> TASK TO COMPLETE
Skip the images and print the listing exactly.

»»

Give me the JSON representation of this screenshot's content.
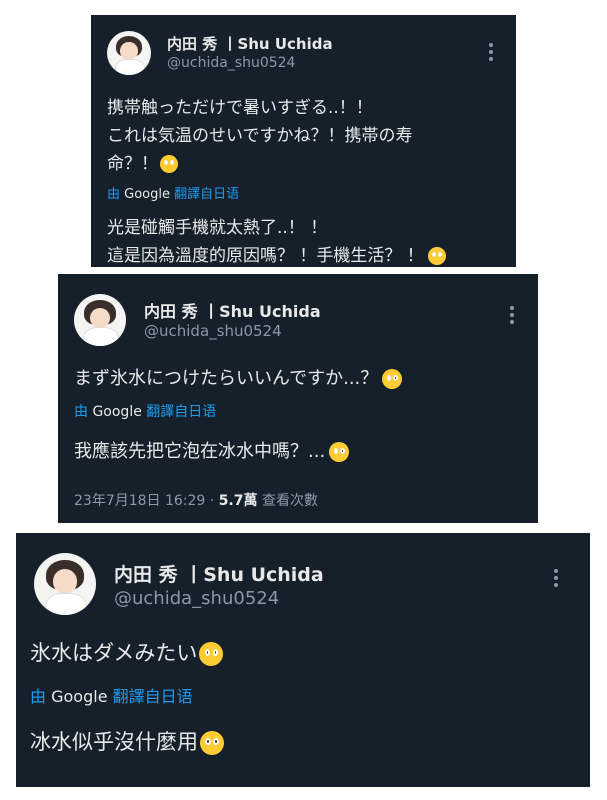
{
  "cards": [
    {
      "user_name": "内田 秀 丨Shu Uchida",
      "handle": "@uchida_shu0524",
      "original_lines": [
        "携帯触っただけで暑いすぎる..！！",
        "これは気温のせいですかね？！携帯の寿",
        "命？！"
      ],
      "translate_prefix": "由",
      "translate_brand": "Google",
      "translate_label": "翻譯自日语",
      "translated_lines": [
        "光是碰觸手機就太熱了..！ ！",
        "這是因為溫度的原因嗎？ ！手機生活？ ！"
      ],
      "emoji": "pleading-face"
    },
    {
      "user_name": "内田 秀 丨Shu Uchida",
      "handle": "@uchida_shu0524",
      "original_lines": [
        "まず氷水につけたらいいんですか...？"
      ],
      "translate_prefix": "由",
      "translate_brand": "Google",
      "translate_label": "翻譯自日语",
      "translated_lines": [
        "我應該先把它泡在冰水中嗎？..."
      ],
      "timestamp": "23年7月18日 16:29 · ",
      "views_count": "5.7萬",
      "views_label": " 查看次數",
      "emoji": "flushed-face"
    },
    {
      "user_name": "内田 秀 丨Shu Uchida",
      "handle": "@uchida_shu0524",
      "original_lines": [
        "氷水はダメみたい"
      ],
      "translate_prefix": "由",
      "translate_brand": "Google",
      "translate_label": "翻譯自日语",
      "translated_lines": [
        "冰水似乎沒什麼用"
      ],
      "emoji": "pleading-face"
    }
  ],
  "colors": {
    "card_bg": "#15202b",
    "text": "#e7e9ea",
    "muted": "#8b98a5",
    "link": "#1d9bf0"
  }
}
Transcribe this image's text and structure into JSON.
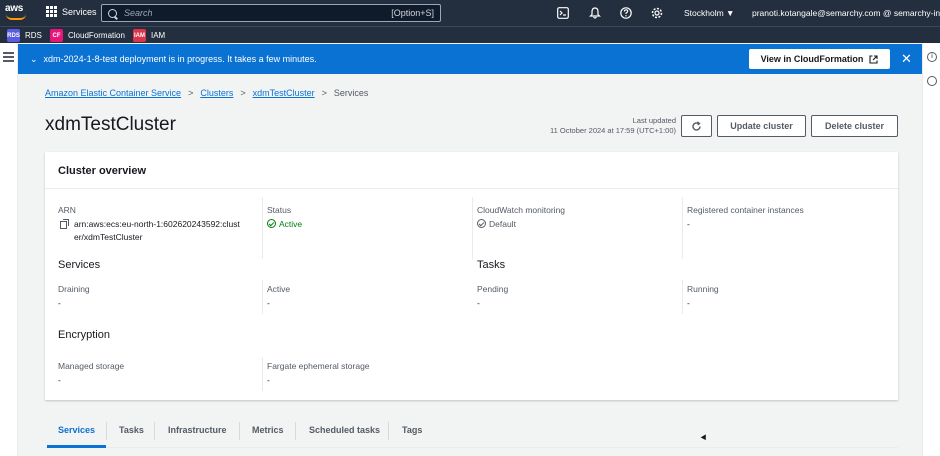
{
  "topnav": {
    "logo": "aws",
    "services_label": "Services",
    "search_placeholder": "Search",
    "search_shortcut": "[Option+S]",
    "region": "Stockholm ▼",
    "account": "pranoti.kotangale@semarchy.com @ semarchy-inc ▼",
    "icons": [
      "grid-icon",
      "search-icon",
      "cloudshell-icon",
      "bell-icon",
      "help-icon",
      "gear-icon"
    ]
  },
  "favorites": [
    {
      "label": "RDS",
      "color": "#5a5ce0",
      "abbr": "RDS"
    },
    {
      "label": "CloudFormation",
      "color": "#e7157b",
      "abbr": "CF"
    },
    {
      "label": "IAM",
      "color": "#dd344c",
      "abbr": "IAM"
    }
  ],
  "flash": {
    "message": "xdm-2024-1-8-test deployment is in progress. It takes a few minutes.",
    "button": "View in CloudFormation",
    "color": "#0972d3"
  },
  "breadcrumb": [
    "Amazon Elastic Container Service",
    "Clusters",
    "xdmTestCluster",
    "Services"
  ],
  "page": {
    "title": "xdmTestCluster",
    "last_updated_label": "Last updated",
    "last_updated_value": "11 October 2024 at 17:59 (UTC+1:00)",
    "update_button": "Update cluster",
    "delete_button": "Delete cluster"
  },
  "overview": {
    "title": "Cluster overview",
    "arn_label": "ARN",
    "arn_line1": "arn:aws:ecs:eu-north-1:602620243592:clust",
    "arn_line2": "er/xdmTestCluster",
    "status_label": "Status",
    "status_value": "Active",
    "cloudwatch_label": "CloudWatch monitoring",
    "cloudwatch_value": "Default",
    "registered_label": "Registered container instances",
    "registered_value": "-",
    "services_heading": "Services",
    "draining_label": "Draining",
    "draining_value": "-",
    "active_label": "Active",
    "active_value": "-",
    "tasks_heading": "Tasks",
    "pending_label": "Pending",
    "pending_value": "-",
    "running_label": "Running",
    "running_value": "-",
    "encryption_heading": "Encryption",
    "managed_label": "Managed storage",
    "managed_value": "-",
    "fargate_label": "Fargate ephemeral storage",
    "fargate_value": "-"
  },
  "tabs": [
    "Services",
    "Tasks",
    "Infrastructure",
    "Metrics",
    "Scheduled tasks",
    "Tags"
  ],
  "selected_tab": "Services"
}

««

> WRITTEN ANSWER
Give me the JSON representation of this screenshot's content.
{
  "cards": [
    {
      "user_name": "内田 秀 丨Shu Uchida",
      "handle": "@uchida_shu0524",
      "original_lines": [
        "携帯触っただけで暑いすぎる..！！",
        "これは気温のせいですかね？！携帯の寿",
        "命？！"
      ],
      "translate_prefix": "由",
      "translate_brand": "Google",
      "translate_label": "翻譯自日语",
      "translated_lines": [
        "光是碰觸手機就太熱了..！ ！",
        "這是因為溫度的原因嗎？ ！手機生活？ ！"
      ],
      "emoji": "pleading-face"
    },
    {
      "user_name": "内田 秀 丨Shu Uchida",
      "handle": "@uchida_shu0524",
      "original_lines": [
        "まず氷水につけたらいいんですか...？"
      ],
      "translate_prefix": "由",
      "translate_brand": "Google",
      "translate_label": "翻譯自日语",
      "translated_lines": [
        "我應該先把它泡在冰水中嗎？..."
      ],
      "timestamp": "23年7月18日 16:29 · ",
      "views_count": "5.7萬",
      "views_label": " 查看次數",
      "emoji": "flushed-face"
    },
    {
      "user_name": "内田 秀 丨Shu Uchida",
      "handle": "@uchida_shu0524",
      "original_lines": [
        "氷水はダメみたい"
      ],
      "translate_prefix": "由",
      "translate_brand": "Google",
      "translate_label": "翻譯自日语",
      "translated_lines": [
        "冰水似乎沒什麼用"
      ],
      "emoji": "pleading-face"
    }
  ],
  "colors": {
    "card_bg": "#15202b",
    "text": "#e7e9ea",
    "muted": "#8b98a5",
    "link": "#1d9bf0"
  }
}
Transcribe this image's text and structure into JSON.
{
  "topnav": {
    "logo": "aws",
    "services_label": "Services",
    "search_placeholder": "Search",
    "search_shortcut": "[Option+S]",
    "region": "Stockholm ▼",
    "account": "pranoti.kotangale@semarchy.com @ semarchy-inc ▼",
    "icons": [
      "grid-icon",
      "search-icon",
      "cloudshell-icon",
      "bell-icon",
      "help-icon",
      "gear-icon"
    ]
  },
  "favorites": [
    {
      "label": "RDS",
      "color": "#5a5ce0",
      "abbr": "RDS"
    },
    {
      "label": "CloudFormation",
      "color": "#e7157b",
      "abbr": "CF"
    },
    {
      "label": "IAM",
      "color": "#dd344c",
      "abbr": "IAM"
    }
  ],
  "flash": {
    "message": "xdm-2024-1-8-test deployment is in progress. It takes a few minutes.",
    "button": "View in CloudFormation",
    "color": "#0972d3"
  },
  "breadcrumb": [
    "Amazon Elastic Container Service",
    "Clusters",
    "xdmTestCluster",
    "Services"
  ],
  "page": {
    "title": "xdmTestCluster",
    "last_updated_label": "Last updated",
    "last_updated_value": "11 October 2024 at 17:59 (UTC+1:00)",
    "update_button": "Update cluster",
    "delete_button": "Delete cluster"
  },
  "overview": {
    "title": "Cluster overview",
    "arn_label": "ARN",
    "arn_line1": "arn:aws:ecs:eu-north-1:602620243592:clust",
    "arn_line2": "er/xdmTestCluster",
    "status_label": "Status",
    "status_value": "Active",
    "cloudwatch_label": "CloudWatch monitoring",
    "cloudwatch_value": "Default",
    "registered_label": "Registered container instances",
    "registered_value": "-",
    "services_heading": "Services",
    "draining_label": "Draining",
    "draining_value": "-",
    "active_label": "Active",
    "active_value": "-",
    "tasks_heading": "Tasks",
    "pending_label": "Pending",
    "pending_value": "-",
    "running_label": "Running",
    "running_value": "-",
    "encryption_heading": "Encryption",
    "managed_label": "Managed storage",
    "managed_value": "-",
    "fargate_label": "Fargate ephemeral storage",
    "fargate_value": "-"
  },
  "tabs": [
    "Services",
    "Tasks",
    "Infrastructure",
    "Metrics",
    "Scheduled tasks",
    "Tags"
  ],
  "selected_tab": "Services"
}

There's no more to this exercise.